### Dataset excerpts
═══

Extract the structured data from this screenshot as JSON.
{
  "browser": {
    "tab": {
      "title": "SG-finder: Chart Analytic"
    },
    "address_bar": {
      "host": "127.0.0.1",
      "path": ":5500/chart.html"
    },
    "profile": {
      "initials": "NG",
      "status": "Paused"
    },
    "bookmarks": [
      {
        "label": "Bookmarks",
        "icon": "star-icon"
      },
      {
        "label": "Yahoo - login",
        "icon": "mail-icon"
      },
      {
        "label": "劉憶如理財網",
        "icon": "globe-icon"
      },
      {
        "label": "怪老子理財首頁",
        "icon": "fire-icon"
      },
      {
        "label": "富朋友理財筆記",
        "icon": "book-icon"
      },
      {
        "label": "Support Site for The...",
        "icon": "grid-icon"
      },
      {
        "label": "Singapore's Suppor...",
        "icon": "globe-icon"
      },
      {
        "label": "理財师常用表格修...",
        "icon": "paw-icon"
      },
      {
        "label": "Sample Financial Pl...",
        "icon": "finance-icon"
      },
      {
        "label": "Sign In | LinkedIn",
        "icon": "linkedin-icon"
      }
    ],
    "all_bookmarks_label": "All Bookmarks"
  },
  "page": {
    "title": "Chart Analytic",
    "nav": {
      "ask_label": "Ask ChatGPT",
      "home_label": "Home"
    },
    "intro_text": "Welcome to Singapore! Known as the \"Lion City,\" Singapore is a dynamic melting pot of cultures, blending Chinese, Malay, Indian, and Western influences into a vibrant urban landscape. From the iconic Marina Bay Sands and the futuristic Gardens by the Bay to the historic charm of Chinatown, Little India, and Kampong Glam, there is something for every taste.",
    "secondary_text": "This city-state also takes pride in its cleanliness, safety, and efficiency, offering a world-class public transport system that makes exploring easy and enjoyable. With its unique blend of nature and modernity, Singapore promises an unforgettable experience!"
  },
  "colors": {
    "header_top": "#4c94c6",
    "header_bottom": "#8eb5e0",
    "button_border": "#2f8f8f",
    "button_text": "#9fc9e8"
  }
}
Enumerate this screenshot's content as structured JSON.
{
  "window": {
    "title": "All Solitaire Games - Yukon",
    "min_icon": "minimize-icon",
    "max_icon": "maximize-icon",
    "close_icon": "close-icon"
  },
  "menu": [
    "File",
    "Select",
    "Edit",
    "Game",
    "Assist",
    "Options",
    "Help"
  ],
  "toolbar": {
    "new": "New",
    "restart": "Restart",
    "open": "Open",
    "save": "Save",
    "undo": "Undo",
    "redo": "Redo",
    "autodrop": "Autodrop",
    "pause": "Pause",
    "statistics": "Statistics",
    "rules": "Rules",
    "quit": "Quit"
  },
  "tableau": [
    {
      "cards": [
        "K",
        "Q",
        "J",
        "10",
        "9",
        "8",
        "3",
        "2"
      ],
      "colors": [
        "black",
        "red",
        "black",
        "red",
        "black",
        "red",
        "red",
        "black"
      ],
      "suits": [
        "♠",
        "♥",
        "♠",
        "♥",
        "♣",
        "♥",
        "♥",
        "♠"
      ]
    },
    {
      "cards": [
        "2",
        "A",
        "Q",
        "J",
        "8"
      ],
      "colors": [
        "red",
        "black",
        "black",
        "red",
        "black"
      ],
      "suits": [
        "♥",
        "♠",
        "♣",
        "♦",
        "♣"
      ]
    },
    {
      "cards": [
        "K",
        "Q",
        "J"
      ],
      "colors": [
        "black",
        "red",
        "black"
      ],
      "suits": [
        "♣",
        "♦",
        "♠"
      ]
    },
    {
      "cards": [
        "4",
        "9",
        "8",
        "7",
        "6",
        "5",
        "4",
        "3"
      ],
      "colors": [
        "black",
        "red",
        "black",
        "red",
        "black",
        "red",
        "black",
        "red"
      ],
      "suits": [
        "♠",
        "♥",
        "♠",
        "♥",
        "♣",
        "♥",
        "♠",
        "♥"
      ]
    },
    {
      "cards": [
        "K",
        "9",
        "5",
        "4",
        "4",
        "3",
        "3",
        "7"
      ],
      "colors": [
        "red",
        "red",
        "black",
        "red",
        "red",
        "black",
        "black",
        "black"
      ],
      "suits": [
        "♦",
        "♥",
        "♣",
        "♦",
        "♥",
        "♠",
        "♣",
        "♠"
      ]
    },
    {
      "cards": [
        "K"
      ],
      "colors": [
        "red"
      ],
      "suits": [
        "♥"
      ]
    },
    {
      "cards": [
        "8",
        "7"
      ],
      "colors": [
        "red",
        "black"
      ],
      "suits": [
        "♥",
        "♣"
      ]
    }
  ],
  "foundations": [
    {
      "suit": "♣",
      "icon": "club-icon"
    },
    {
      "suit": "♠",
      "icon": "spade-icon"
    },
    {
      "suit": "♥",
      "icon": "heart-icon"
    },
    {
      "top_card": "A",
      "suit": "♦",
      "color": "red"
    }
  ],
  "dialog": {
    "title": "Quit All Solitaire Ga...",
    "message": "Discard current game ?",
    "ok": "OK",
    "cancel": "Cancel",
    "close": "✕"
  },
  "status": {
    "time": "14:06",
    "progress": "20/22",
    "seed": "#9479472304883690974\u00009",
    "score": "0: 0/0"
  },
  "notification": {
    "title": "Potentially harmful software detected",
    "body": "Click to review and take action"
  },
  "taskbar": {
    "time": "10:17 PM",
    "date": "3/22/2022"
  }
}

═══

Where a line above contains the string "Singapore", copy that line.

### OUTPUT BELOW
        "label": "Singapore's Suppor...",
    "intro_text": "Welcome to Singapore! Known as the \"Lion City,\" Singapore is a dynamic melting pot of cultures, blending Chinese, Malay, Indian, and Western influences into a vibrant urban landscape. From the iconic Marina Bay Sands and the futuristic Gardens by the Bay to the historic charm of Chinatown, Little India, and Kampong Glam, there is something for every taste.",
    "secondary_text": "This city-state also takes pride in its cleanliness, safety, and efficiency, offering a world-class public transport system that makes exploring easy and enjoyable. With its unique blend of nature and modernity, Singapore promises an unforgettable experience!"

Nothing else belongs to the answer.